Chattanooga City Council District 9 runoff race barbs continue to fly

Councilman Yusuf Hakeem talks with friends Tuesday, March 7, 2017 in the Victorian Lounge of the Chattanooga Choo Choo.
photo District 9 incumbent Yusuf Hakeem speaks about his platform on Monday, Jan. 23, 2017.
photo City council candidate Demetrus Coonrod is photographed Tuesday, Jan. 24, 2017, in Chattanooga, Tenn.

Chattanooga City Councilman Yusuf Hakeem came under steady fire Monday after comments he has made about Demetrus Coonrod, his opponent in the Council District 9 runoff race.

Hakeem and Coonrod received the most and second-most votes, respectively, out of a field of four candidates in the March 7 election. Since neither achieved a majority of the district's votes, they have to battle it out one more time in the April 11 runoff election. Early voting ends Thursday.

On Sunday, things took a personal turn on a radio show when Hakeem labeled Coonrod as "unhinged, a pathological liar and crazy."

Coonrod, who addressed Hakeem's remarks during a candidate forum Sunday hosted by Citizens Concerned for Justice and the Unity Group of Chattanooga, released a follow-up statement Monday. Hakeem, who described the forum as a "setup," did not attend.

"Unfortunately, this is not the first time women in politics have come under attack by their male opponents who seem intimidated by strong and vocal women," she said, comparing Hakeem's behavior to that of President Donald Trump and Fox News host Bill O'Reilly. "Marginalizing women is not the norm and should never be tolerated in Chattanooga or anywhere."

Coonrod said Hakeem's actions were a "clear indication" he is desperately clinging to a seat he barely won in 2013, when he edged out incumbent Peter Murphy by six votes.

She urged voters to focus on community issues such as building infrastructure, keeping youth out of gangs and creating a fairer economy instead of "petty name-calling."

Hakeem countered that he based his accusations on facts and her past behavior in a phone interview.

"I feel that is unfortunate for her to try to use the plight of women in a political setting," Hakeem said of Coonrod's statement. "I do not see her representing women in the manner in which she infers or implies.
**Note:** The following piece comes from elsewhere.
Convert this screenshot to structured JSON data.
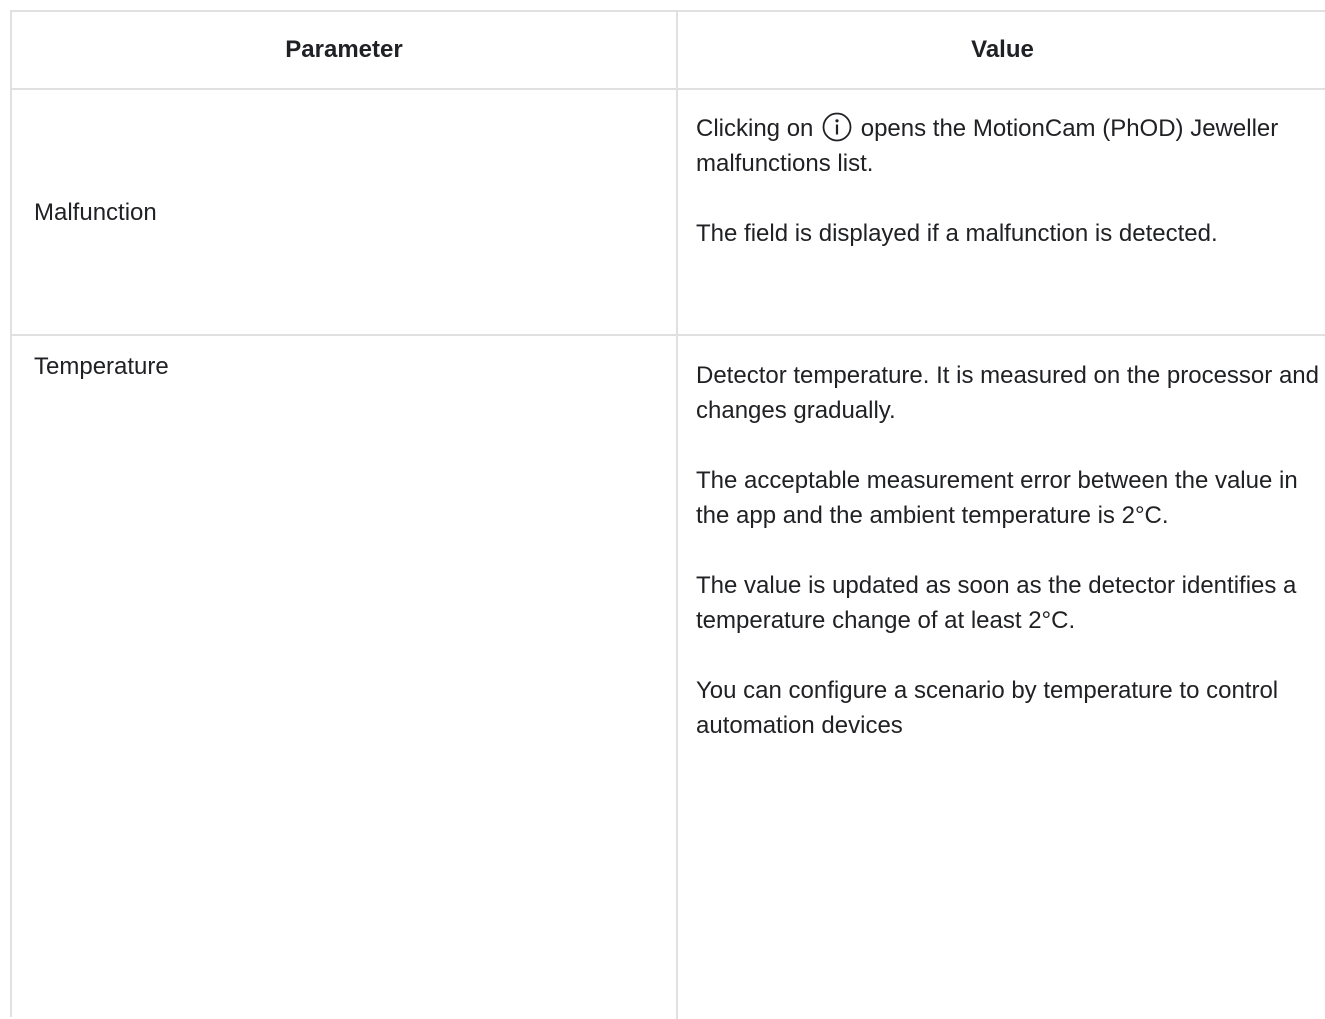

In my opinion, she has not gone beyond her history and, as a result, is a neophyte politically."

"My record and my lifestyle has been an open book," Coonrod said during the forum. "I don't have any secrets or anything that I have to hide from anybody in my district."

When she asserted she was not crazy, unhinged or a pathological liar, she stood by her record of being up front with the community about her criminal history.

"I am a convicted felon - a restored convicted felon," Coonrod said.

Coonrod pleaded guilty to and was convicted of one count of conspiracy to commit robbery and two counts of armed robbery in 2003, according to court records. Records show she received an 84-month sentence, followed by three years of supervised release.

Coonrod's statement Monday came a few hours after local Nation of Islam leader Kevin Muhammad issued an open letter calling on Hakeem to "atone and both publicly and personally apologize to our Sister, Demetrus Coonrod."

Muhammad said the matter was "about family, our Black Family," and transcended politics and winning a city council seat.

"As a man, husband, father, uncle, brother and mentor like yourself, I am deeply troubled, disappointed, disturbed, saddened and hurt that you would openly disrespect our young Black Sister in such a mean-spirited, defaming, reckless and arrogant manner," he wrote.

Hakeem said he questioned whether Muhammad had he community's best interest at heart and rebuffed claims he did not respect women, citing his relationships with the women in his family and his campaign. He said he didn't think Muhammad's comments truly merited a response.

"I have been in political office or appointed office for the last 40 years," Hakeem said. "During that time, Mr. Muhammad has never been a supporter of mine."

On Sunday evening, Hakeem said he made his remarks in response to Coonrod flip-flopping on statements she has made about him, describing him as a friend and mentor, but later denying it. She also has called him a "sellout" without explaining what she means, he said.

If he had been given more time to respond during the radio show, he would chosen other words to describe Coonrod's behavior, Hakeem said. However, those different words would have had the same meaning, he said.

Hakeem also claimed a Coonrod acquaintance has falsely attacked him on Facebook, claiming he has removed his opponent's campaign signs.

"Nothing he says is true," Coonrod said Monday.

In an email separate from her released statement, Coonrod said she does not have any ill feelings toward Hakeem and will always respect him.

Contact staff writer Paul Leach at 423-757-6481 or Follow him on Twitter @pleach_tfp.